The Bucket Test
visualize what a camera light meter is doing and how you can get around it. I'm going to use five buckets on my right is a black bucket, and on my left, I have a white bucket in between, like gray, medium gray and dark. Right now, I want you to imagine that each bucket is one stop lighter or darker than the bucket next to it. So, like gray is one stop light of the medium grey on one stop darker than white. Now, for this trick, I'm going to get a white rabbit. Probably not a real white rabbit, because, well, I'm a wildlife photographer and there are ethics involved because the rabbit is white, toe it correctly expose it. You would praise it in the white bucket, but the camera doesn't see. It is white, the camera thinks is mid grey and so puts it into the mid grade bucket instead. Ondas, if by magic turns, are white rabbit gray. Now, to make the rabbit white again, you have to reverse the magic to get from white to mid grey, the camera has under exposed by two stops 12 so you have to do ...
the opposite you set plus two exposure compensation plus one plus two and hey, presto. In our white bucket, we find a white rabbit. Now a similar thing happens with a black rabbit. To correctly expose a black rabbit, you would place it in the black bucket, but again, the camera doesn't see black as black. It sees it doesn't medium grey, and so it puts it into the medium grey bucket on wall are. Once again we get a medium gray rabbit. Turn the rabbit back to black. Once again, you have to reverse the magic they get from black to mid grey, the camera has over exposed by two stops 12 So again, you have to do the opposite. This time you set minus two exposure compensation miners one minus two. And in our black bucket, we find a black rabbit by thinking in these terms, using exposure compensation to tell the camera which bucket the subject should be in is easy to get a technically accurate exposure in any lighting on whatever the subject,
AFTER THIS CLASS YOU’LL BE ABLE TO:
- Set up your camera with confidence
- Better understand shutter speed, aperture, and ISO
- Capture perfect exposures in camera
- Get sharp, focused images quickly
- Understand white balance and the difference between RAW and JPEG
- Quickly and confidently capture images “in the moment”
- Become a better photographer by building an understanding of basic photography techniques
ABOUT CHRIS' CLASS:
CreativeLive is partnering with Chris Weston to offer you his Complete Photography Master Course.
Turn terms like aperture, shutter speed and ISO from a bunch of obscure photography jargon to a toolset that you can easily manipulate to capture great photos. Led by landscape photographer Chris Weston, this class covers everything beginners need to know to master photography basics from exposure to focus.
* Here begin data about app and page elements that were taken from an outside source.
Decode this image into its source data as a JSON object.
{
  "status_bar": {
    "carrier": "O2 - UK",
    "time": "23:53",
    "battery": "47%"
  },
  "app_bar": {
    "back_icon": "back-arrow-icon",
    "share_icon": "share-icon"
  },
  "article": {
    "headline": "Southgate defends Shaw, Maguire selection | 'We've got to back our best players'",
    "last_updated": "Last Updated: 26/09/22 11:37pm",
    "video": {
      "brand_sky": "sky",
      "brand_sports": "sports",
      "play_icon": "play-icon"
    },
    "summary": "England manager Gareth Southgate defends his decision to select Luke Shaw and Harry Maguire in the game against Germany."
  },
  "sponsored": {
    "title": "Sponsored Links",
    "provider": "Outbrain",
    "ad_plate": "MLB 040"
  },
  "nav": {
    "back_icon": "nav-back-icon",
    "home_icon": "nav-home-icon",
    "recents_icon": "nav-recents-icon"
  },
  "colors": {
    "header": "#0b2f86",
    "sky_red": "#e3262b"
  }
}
Turn that camera dial off of auto and learn how to properly expose a photograph. With a few basic camera settings, get the most image quality and the best colors from your mirrorless or DSLR camera. Then, master focus modes and techniques for sharp photographs.
Learn the basics of photography in a series of short, memorable lessons. Chris' straight-forward teaching style is great for newbies that find the task of learning photography daunting, while the to-the-point lessons make it possible to spend just a few minutes a day mastering your camera with easy photography tips and techniques.
WHO THIS CLASS IS FOR:
- Beginner photographers
- First time DSLR or mirrorless camera users
- Any photographer that wants to get off automatic mode to shoot better photos
ABOUT YOUR INSTRUCTOR:
Named one of the world's most influential wildlife photographers, Chris Weston takes a contemporary approach to photography. After launching his career in 2001, the Fujifilm ambassador's images have graced the pages of top publications like BBC, The Times, Outdoor Photography, Practical Photography, and Digital Photography. As a photography educator, Chris has written over 20 photography books, along with leading photo tours and online workshops.